By Connie Kwan
China’s announcement of their $4 billion yuan stimulus package for GreenTech last year cast the spotlight on GreenTech overaseas. Due to lack of existing infrastructure, the adoption of GreenTech can happen much faster overseas than in the US. How can investors participate in this booming sector? This was the question explored at Greening the BRIC, a panel discussion at the GoingGreen Silicon Valley conference yesterday. The panel featured partners at venture firms with overseas offices. My main takeaway for investors looking to participate in GreenTech overseas is to set up a joint venture with a local investor. Each country has its own unique infrastructure characteristics. India has excellent cell phone coverage, yet 30-40% of India has no access to electricity. Brazil focuses heavily on biomass and biofuels. Most multinational Chinese companies are at least partially state owned. In short, investing overseas can be complicated. A joint venture with a local investor who understands the ins and outs of the locality is key to overseas investment success. For larger investment firms, creating a nationally ambiguous presence through a joint venture can be very beneficial especially for interfacing with local partners and authorities.

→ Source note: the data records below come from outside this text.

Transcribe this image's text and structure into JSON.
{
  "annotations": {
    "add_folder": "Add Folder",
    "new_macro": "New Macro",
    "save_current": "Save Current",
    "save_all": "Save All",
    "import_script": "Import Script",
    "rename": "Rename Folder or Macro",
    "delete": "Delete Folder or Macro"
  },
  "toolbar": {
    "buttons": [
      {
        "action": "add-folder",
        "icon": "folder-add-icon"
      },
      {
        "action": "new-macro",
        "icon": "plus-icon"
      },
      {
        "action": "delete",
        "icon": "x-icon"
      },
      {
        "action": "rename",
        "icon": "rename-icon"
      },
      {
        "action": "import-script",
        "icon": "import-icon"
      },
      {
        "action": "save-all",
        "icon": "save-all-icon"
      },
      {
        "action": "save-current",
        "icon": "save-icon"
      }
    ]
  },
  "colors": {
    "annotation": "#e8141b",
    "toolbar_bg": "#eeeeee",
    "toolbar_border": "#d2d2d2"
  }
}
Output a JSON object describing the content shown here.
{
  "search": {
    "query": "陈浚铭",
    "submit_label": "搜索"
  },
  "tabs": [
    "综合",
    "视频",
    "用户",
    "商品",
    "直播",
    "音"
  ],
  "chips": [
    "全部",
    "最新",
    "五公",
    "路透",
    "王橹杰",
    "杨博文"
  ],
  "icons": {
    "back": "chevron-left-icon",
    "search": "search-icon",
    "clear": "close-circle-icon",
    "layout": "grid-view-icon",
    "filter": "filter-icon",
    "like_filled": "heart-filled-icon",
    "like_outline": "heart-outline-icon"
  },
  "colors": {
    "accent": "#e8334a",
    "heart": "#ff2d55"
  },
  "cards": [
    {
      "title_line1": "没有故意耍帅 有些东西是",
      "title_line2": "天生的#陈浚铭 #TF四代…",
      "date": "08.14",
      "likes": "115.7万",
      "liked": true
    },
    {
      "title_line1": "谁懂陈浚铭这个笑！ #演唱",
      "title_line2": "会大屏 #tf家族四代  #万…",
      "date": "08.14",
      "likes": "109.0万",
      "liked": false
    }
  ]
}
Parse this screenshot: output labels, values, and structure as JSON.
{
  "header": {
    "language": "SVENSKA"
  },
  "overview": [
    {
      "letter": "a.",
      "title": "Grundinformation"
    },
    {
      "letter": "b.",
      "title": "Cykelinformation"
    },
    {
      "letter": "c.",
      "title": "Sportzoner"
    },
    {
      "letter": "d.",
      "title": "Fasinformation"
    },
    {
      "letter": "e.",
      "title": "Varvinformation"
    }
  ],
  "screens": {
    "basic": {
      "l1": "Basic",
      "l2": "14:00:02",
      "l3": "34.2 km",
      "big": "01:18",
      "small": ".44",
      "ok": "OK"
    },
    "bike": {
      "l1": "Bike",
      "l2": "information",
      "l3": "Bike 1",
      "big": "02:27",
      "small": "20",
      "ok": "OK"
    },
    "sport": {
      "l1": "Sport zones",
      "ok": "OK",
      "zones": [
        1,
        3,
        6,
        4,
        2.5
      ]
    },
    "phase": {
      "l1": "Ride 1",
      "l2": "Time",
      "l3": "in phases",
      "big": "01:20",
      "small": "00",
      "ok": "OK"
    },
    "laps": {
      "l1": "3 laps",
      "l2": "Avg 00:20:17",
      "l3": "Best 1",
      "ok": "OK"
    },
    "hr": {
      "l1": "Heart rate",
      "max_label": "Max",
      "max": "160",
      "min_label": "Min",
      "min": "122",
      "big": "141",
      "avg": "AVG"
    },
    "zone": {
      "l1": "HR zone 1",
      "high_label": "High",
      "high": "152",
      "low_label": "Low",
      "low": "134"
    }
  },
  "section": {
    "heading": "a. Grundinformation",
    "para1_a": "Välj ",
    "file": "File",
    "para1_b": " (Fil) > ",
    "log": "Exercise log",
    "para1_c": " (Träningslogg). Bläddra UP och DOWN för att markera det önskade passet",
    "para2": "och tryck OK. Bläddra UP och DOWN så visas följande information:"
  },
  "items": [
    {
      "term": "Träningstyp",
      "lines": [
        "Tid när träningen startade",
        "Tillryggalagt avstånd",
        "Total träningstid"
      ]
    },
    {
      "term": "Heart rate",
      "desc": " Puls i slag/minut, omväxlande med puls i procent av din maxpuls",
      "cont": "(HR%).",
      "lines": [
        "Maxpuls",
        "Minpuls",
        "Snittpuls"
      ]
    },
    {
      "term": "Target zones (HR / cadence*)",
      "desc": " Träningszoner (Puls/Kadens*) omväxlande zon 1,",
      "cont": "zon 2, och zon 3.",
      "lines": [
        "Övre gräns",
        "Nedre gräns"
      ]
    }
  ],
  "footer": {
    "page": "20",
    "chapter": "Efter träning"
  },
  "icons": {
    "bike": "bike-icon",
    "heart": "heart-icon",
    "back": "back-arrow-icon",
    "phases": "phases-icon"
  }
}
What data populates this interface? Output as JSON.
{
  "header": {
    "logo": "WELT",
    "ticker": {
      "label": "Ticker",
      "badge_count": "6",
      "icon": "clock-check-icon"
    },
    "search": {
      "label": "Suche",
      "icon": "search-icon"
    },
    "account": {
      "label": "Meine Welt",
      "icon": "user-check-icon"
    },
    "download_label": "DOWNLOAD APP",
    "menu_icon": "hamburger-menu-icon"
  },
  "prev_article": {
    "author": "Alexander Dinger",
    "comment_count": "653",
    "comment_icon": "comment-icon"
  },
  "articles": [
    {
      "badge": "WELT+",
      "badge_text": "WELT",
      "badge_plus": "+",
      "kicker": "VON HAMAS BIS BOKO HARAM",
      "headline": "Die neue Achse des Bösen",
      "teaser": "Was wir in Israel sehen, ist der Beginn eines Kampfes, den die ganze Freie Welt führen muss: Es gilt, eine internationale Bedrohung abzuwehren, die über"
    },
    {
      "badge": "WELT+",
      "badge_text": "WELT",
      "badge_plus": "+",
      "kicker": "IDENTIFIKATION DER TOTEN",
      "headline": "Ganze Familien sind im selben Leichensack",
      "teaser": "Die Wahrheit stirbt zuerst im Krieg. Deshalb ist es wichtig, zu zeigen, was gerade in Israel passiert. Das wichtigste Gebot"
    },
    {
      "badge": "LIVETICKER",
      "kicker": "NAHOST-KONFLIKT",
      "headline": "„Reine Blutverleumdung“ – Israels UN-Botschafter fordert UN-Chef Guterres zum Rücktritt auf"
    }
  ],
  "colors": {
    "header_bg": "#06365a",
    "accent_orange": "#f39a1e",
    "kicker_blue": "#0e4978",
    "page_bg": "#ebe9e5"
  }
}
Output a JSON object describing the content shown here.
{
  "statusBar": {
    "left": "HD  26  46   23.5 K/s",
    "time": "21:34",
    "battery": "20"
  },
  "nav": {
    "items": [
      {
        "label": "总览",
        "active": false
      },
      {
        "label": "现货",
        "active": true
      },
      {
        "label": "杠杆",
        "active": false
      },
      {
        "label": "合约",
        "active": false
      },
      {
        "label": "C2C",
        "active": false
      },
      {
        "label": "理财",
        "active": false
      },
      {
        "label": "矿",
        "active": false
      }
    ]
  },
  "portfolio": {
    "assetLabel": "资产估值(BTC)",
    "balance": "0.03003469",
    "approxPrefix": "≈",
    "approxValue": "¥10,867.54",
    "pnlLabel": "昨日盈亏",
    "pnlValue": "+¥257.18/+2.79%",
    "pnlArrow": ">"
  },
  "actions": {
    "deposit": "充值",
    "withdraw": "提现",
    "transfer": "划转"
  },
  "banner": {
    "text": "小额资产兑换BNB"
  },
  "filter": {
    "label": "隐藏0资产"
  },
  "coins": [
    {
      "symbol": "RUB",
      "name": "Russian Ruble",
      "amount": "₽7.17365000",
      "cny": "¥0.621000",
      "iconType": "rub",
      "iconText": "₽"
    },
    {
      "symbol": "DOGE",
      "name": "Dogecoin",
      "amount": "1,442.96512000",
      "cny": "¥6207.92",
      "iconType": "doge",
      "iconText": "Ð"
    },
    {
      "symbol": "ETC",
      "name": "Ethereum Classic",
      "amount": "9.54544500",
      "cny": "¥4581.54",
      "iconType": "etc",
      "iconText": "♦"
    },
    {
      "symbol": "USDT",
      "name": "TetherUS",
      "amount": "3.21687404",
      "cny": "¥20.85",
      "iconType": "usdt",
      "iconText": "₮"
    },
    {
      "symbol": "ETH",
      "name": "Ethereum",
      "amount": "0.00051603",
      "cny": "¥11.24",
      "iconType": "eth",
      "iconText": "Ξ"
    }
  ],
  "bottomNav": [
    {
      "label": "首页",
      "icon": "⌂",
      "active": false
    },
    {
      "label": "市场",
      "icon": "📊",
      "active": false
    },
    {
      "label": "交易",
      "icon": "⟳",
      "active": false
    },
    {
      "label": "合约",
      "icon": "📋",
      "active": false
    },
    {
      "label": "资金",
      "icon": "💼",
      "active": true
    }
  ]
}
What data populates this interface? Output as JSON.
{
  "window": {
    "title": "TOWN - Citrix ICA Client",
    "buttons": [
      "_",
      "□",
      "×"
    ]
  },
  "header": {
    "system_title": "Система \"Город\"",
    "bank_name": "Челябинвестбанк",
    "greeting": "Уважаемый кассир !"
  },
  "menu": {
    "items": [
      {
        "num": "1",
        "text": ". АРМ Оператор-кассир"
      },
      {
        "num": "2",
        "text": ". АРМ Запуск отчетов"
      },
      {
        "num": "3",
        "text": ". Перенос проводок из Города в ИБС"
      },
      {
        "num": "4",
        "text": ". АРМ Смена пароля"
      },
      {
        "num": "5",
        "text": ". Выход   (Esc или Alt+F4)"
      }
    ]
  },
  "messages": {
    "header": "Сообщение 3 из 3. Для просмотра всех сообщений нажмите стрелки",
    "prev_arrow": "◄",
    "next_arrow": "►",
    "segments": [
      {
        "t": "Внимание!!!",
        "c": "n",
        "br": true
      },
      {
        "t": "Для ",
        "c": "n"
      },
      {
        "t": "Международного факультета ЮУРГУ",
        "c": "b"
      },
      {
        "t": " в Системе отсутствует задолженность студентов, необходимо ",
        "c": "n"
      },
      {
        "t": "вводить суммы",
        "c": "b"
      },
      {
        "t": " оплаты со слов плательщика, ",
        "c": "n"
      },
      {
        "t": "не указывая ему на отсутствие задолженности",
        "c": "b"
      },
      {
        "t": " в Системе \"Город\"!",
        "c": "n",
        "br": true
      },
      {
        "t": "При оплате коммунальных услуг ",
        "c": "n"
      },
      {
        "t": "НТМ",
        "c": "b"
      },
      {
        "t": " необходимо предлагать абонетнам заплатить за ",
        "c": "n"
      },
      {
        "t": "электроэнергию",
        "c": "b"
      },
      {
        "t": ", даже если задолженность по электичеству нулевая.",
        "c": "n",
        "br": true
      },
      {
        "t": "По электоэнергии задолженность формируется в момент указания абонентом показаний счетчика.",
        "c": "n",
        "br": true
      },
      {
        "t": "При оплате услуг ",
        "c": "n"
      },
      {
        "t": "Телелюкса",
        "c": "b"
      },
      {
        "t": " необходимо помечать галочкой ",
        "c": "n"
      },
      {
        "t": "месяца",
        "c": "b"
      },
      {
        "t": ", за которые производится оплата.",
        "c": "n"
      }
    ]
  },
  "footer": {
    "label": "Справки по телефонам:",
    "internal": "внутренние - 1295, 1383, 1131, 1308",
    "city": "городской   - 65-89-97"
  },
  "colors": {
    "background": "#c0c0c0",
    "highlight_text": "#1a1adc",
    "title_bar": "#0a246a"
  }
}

Connie Kwan is a Marketing and Product Management professional. She is pursuing an MBA in Sustainability at Presidio Graduate School and blogs about sustainability and business at Sustainable Thinking: Applied.